WORK ORDER
Please report how many lines in the records below contain "caption". Reply with the number alone.

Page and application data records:
§ §
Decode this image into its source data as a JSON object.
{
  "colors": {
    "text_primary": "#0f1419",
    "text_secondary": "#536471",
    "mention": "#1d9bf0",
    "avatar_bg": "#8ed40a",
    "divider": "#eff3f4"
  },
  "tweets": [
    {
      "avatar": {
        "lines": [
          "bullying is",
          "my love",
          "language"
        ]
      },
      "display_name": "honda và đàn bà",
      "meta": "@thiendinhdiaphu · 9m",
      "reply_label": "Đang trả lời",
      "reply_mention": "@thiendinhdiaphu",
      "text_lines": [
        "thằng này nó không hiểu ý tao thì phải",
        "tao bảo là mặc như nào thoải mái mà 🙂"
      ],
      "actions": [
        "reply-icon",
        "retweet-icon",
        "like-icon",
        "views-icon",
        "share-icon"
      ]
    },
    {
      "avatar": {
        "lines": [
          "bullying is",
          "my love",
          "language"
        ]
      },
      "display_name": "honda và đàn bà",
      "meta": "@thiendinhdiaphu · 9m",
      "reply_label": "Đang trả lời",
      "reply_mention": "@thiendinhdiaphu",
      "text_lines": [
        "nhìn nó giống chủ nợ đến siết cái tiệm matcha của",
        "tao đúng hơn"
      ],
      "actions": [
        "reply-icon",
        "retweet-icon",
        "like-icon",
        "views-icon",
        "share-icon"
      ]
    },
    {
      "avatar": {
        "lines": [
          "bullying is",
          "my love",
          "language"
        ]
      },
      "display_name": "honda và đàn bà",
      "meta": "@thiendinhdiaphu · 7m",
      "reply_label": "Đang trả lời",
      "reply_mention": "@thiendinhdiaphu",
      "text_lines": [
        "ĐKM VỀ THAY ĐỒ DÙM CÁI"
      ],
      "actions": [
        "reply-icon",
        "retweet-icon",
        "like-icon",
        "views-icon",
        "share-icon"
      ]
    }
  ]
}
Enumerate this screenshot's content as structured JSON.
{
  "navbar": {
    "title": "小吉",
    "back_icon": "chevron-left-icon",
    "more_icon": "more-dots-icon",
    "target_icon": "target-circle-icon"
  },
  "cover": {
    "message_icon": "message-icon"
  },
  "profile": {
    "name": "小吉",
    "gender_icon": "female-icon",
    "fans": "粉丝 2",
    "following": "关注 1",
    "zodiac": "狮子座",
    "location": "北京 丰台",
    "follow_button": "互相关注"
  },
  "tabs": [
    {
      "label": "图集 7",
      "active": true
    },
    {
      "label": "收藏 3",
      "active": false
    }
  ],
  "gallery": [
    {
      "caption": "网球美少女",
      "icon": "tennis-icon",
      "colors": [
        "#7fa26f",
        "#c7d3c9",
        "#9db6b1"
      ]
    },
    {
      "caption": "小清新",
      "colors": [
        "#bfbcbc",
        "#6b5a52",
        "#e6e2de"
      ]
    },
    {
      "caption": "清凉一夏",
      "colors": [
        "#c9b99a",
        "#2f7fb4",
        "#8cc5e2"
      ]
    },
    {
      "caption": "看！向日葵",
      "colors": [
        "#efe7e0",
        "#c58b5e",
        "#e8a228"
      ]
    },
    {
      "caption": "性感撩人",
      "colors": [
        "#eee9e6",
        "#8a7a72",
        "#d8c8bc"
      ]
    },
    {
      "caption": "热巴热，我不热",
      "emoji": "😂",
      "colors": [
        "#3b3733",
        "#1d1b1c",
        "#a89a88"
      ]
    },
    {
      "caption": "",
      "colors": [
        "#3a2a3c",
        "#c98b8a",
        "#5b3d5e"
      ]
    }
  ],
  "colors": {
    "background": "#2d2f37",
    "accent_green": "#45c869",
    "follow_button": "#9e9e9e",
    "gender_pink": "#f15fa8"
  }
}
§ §
SOLUTION TO THIS EXERCISE
7